75 years in making, the U.S. Congress bestowed its highest civilian honor upon the Office of Strategic Services March 21, 2018. The OSS is the precursor for the Central Intelligence Agency and U.S. Special Operations Command. The men and women of the OSS were awarded the Congressional Gold Medal in recognition of their superior service and significant contributions during World War II.
“This medal marks the first time the OSS has been officially recognized for its critical contribution to America’s victory in World War II, said Charles Pinck, president of The OSS Society. “Many OSS veterans never thought it would happen.”
Pinck, whose father was an OSS veteran who served behind enemy lines in China also said “we’ve been working on this bill many, many years and for the OSS to be recognized is incredibly gratifying.”
In a ceremony held at USSOCOM headquarters on MacDill Air Force Base, Florida, May 24, Pinck, presented a replica of the medal to the command.
“An OSS staffer said General Donovan’s imagination was so powerful, he could see an acorn and envision an oak tree.
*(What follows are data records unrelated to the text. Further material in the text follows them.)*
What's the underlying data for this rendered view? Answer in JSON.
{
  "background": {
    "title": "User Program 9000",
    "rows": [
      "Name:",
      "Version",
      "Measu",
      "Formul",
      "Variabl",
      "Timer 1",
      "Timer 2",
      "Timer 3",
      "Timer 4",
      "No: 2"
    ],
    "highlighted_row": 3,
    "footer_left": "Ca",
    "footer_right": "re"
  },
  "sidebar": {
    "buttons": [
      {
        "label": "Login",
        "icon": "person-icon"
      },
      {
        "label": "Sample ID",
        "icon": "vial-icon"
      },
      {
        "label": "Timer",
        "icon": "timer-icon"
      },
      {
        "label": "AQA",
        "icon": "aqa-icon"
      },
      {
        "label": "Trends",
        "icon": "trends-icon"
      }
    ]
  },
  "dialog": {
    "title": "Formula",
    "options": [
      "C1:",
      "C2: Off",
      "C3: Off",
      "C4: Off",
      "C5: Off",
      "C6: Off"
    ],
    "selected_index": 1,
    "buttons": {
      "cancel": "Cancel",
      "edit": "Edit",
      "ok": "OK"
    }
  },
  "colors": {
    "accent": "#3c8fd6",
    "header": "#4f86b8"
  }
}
The acorn was the OSS. The oak tree is the U.S. Special Operations Command. I am not sure that Donovan’s imagination, as powerful as it was, could have imagined what the OSS has become,” said Pinck. “I know he would be incredibly proud of SOCOM’s accomplishments. I am sure he would tell its personnel what he frequently told OSS personnel: ‘You cannot succeed without taking chances.’ The OSS spearhead continues to point the way forward.”
The OSS Congressional Gold Medal Act states that “the OSS was America’s first effort to implement a system of strategic intelligence during World War II and provided the basis for the modern-day American intelligence and special operations communities.”
The Office of Strategic Services Society presented U.S. Special Operations Command with a replica of the Congressional Gold Medal on MacDill Air Force Base, Fla., May 24, 2018. The medal, one of the highest U.S. civilian awards, was awarded to the USSOCOM’s predecessor, the OSS, on Dec. 14, 2016. (Photo by U.S. Air Force Master Sgt. Barry Loo)